In the film version of Minority Report, a personalized ad that knows about past purchases greets a character as he enters the Gap. Meanwhile, American Express ads tell Tom Cruise’s own character that he looks like he needs an escape as he’s chased by authorities.
Now Microsoft has filed for a patent that could eventually help make these advertising scenarios come true.
Microsoft has been investing heavily in advertising, including a $6 billion acquisition of aQuantive that should close this quarter, a new top ad exec at the company, and a new applied search and advertising research group.
“Techniques for the targeting of advertisements are meager,” the patent application said. “Some industry experts question how long the old world approach can last before the entire system becomes impossible to justify.”

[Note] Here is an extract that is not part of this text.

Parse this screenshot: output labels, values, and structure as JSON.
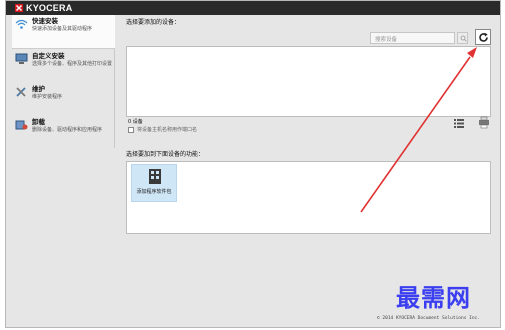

The new Microsoft system, described in the patent application published last week, would be able to determine the identity of someone watching a display and deliver personalized ads to that person. Identification could come from biometric sensors, cameras, or more traditional login methods. A computer would then evaluate information that has been tracked about the person and the content and present a personally relevant advertisement.
The information being tracked could be very extensive, including but not limited to personal interests and hobbies, sex, age, location, profession, subscriptions, group membership, ethnicity, marital status, height, status in the family (i.e., parent or child), the viewer’s address book, calendar, e-mail inbox, notes, purchasing history, and advertising preferences.
So, for example, the system could know that a man watching TV has a wife whose birthday is tomorrow, that the man has bought flowers for her birthday before, and what her name is. The targeted advertisement might create a virtual, photorealistic bouquet based on preferences and ask the viewer if he’d like to buy this bouquet for Julie’s birthday tomorrow.
Such a system is bound to create privacy concerns, and Microsoft takes that into consideration, unlike in another recently published patent application regarding personalized ads for computer users. The new application mostly covers home devices, like cell phones, smart phones, PDAs, computer monitors, televisions, and projections, and does so with security of personal information in mind. “The tracking system may be located inside the person’s home or at some other trusted location, so that the personal information stored therein is protected,” it said. The system could also be tweaked so kids don’t receive targeted ads.
There also seems to be a limit on how much information would ultimately get back to advertisers. The personalization would take place on the local system, rather than with the advertiser. “While the tracking system may notify an advertiser of the opportunity and request advertiser data, the advertiser is not aware to which person the advertisement is going to be presented, and therefore cannot personalize the advertisement at its end,” the application reads.